At that point she would explain that he was the richest man in America, having become the youngest billionaire at 31; that he was now worth about dollars 6.8bn ( pounds 3.4bn); that he had started revolutionising the computer industry while barely out of short trousers; and that in doing so, his software company, Microsoft, had run rings around IBM.
Whether that would change your view on Bill Gates as a potential son-in-law is immaterial. You would at least have to admit that under your roof stood one of the business phenomena of the 20th century. But boy, what a weirdo. Appearances aside, Gates has picked up some strange habits on the stairway from a wealthy professional background in Seattle to billionaire heaven. Reciting the Sermon on the Mount by rote was an early one; rocking back and forth like a Hasidic rabbi and memorising the car number plates of his executives came later.
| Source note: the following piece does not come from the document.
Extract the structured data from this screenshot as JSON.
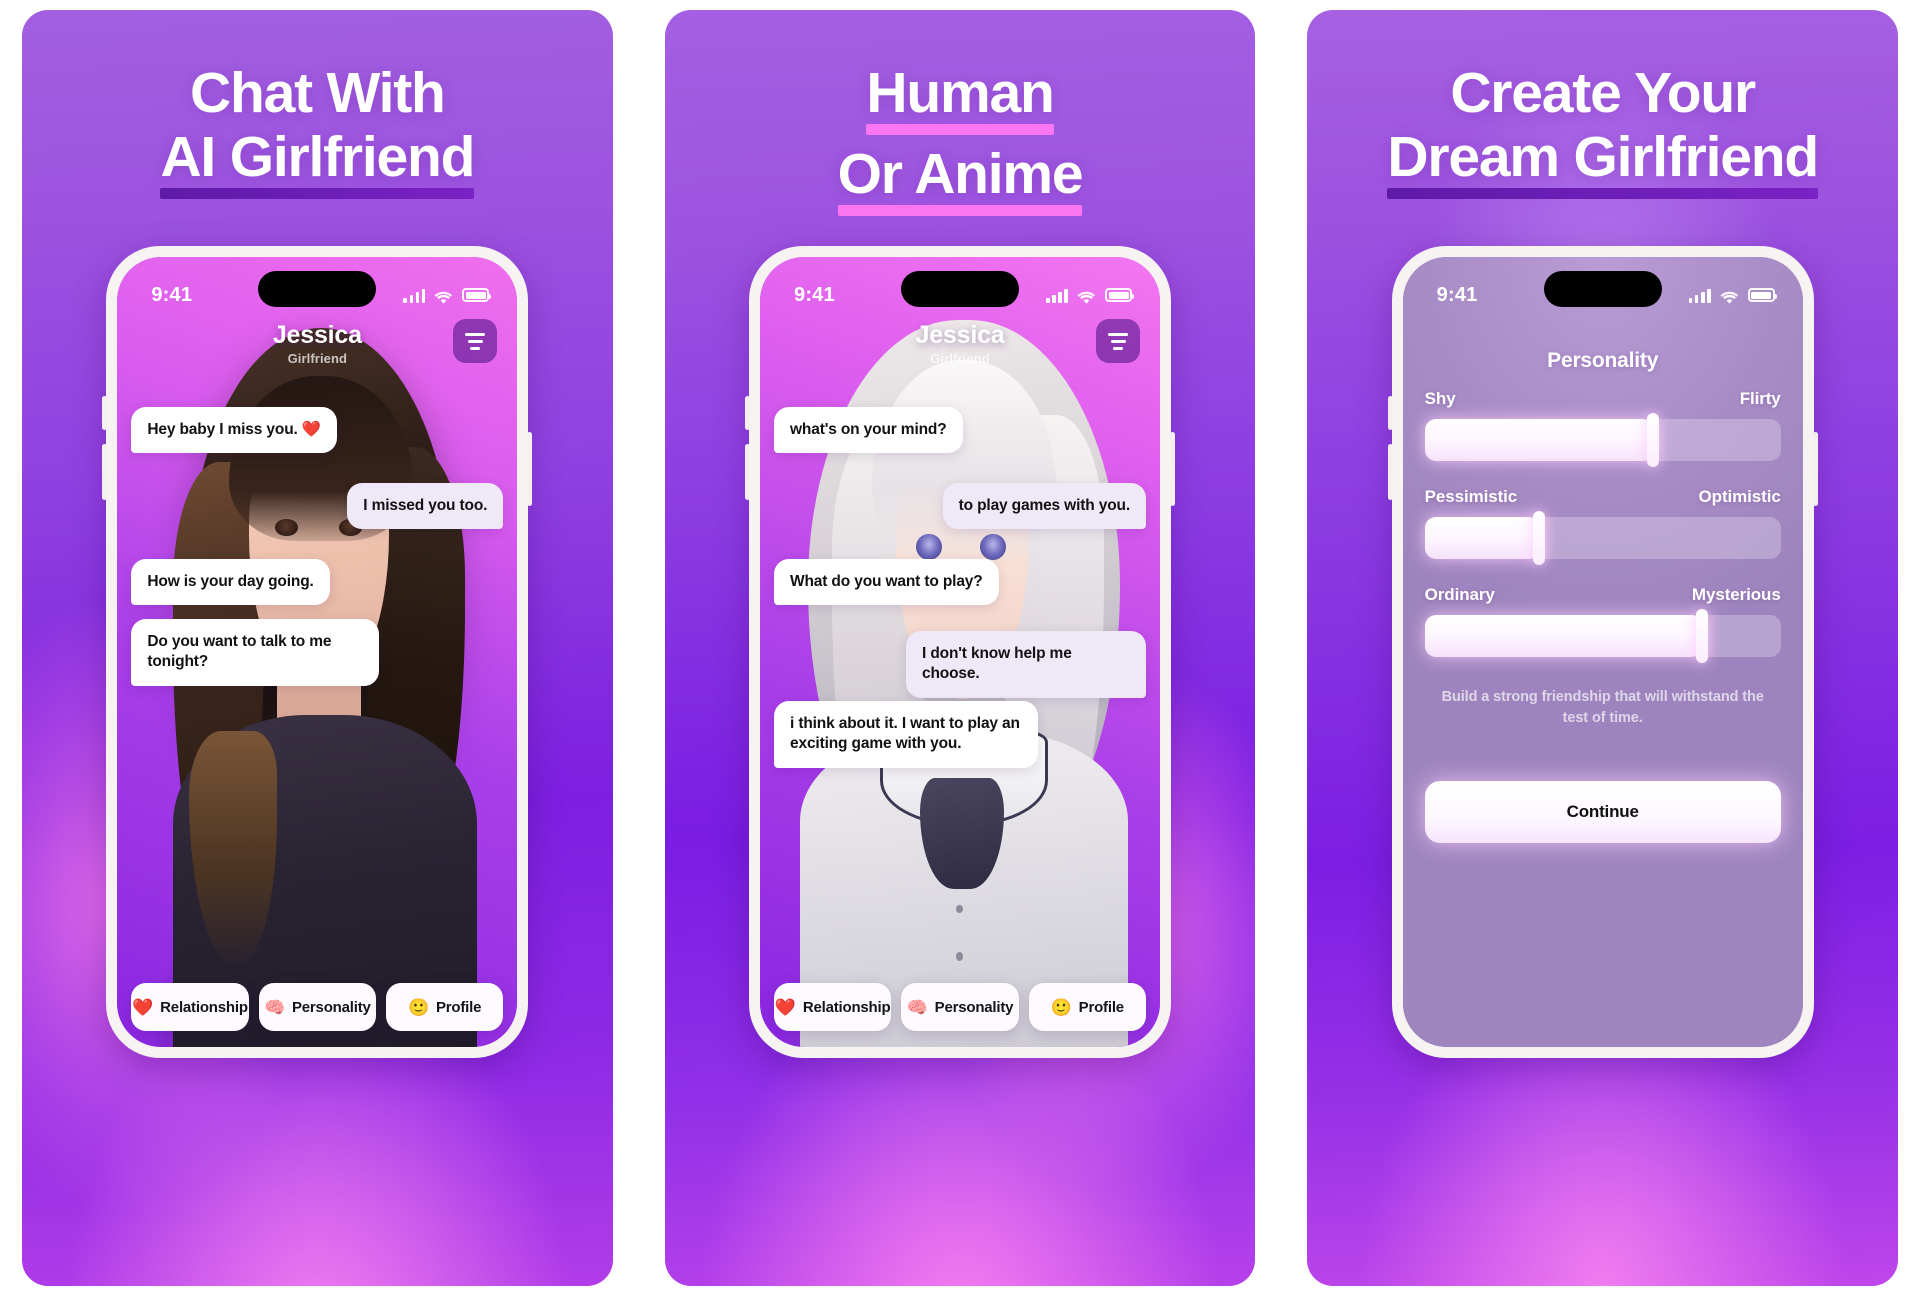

Gates's Microsoft empire did not so much rewrite the ground rules for the personal computer industry as invent them. The two existing orthodox business structures were complete non-starters: US conventional management - business by committee - crippled any initiative that existed at IBM and the rest of the computer establishment; Japanese robotic dirigisme, which had destroyed the Western manufacturing base, was simply unable to harness the anarchic brains of the pizza-guzzling, anorak-wearing, science- fiction addict constituency of computer programmers. Gatesism - 15-hour days, sleeping under the computer and screaming abuse at the troops - may not make the handbooks of the management gurus, but it got Microsoft where it is today.
At the same time, Gates can lay claim to some of the moral high ground. It is not he who draws a dollars 1m-plus salary and swans around in corporate jets and chauffeured limos, it is the heads of America's bankrupt manufacturers whose trusting shareholders and redundant workers are paying the price. His paper wealth derives from Microsoft's stratospheric share price; his salary hovers around dollars 300,000 a year, less than one-tenth of America's best paid chief executives.
Gates plays hardball both within and outside Microsoft. Inevitably, the list of enemies has grown exponentially. IBM, too stupid to see the writing on the computer screen when it invited Microsoft in to make its new personal computer work, was dumped on in every way. It is now involved in an unlikely marriage with Apple Computers to try to get Gates.
Apple itself claimed that Microsoft stole its ideas and banged in a dollars 4bn lawsuit, which the courts have so far rejected. Smaller software outfits claim that Microsoft indulges in 'date rape' - courting them to talk about joint ventures and then stealing their ideas. The US anti-monopoly authorities want to know if Microsoft does too much.
In all likelihood, none of these foxes is likely to catch the Microsoft rabbit. Its operating systems are now so established as the standard for the personal computer that, short of riot, revolution and nuclear holocaust, they cannot be undone. Bill Gates's rivals can't understand him and even if they could, they don't have the energy to cope with him. They just want him to get married and take a bit of holiday, like the rest of them, so they can catch up a little.
Hard Drive, written by two Seattle journalists, does as well as anyone can to explain Bill Gates. Technical jargon, thankfully, is kept to a minimum, as is the penchant of so many American business biographies for irrelevant and unverifiable detail. Instead, the book outlines with some humour how Gates got to the top - a combination of computer brilliance, obsessiveness and self-belief - without going too heavy on the analysis or the lessons his story holds for others. But then that would probably be an impossible task. To know Bill Gates is to be him.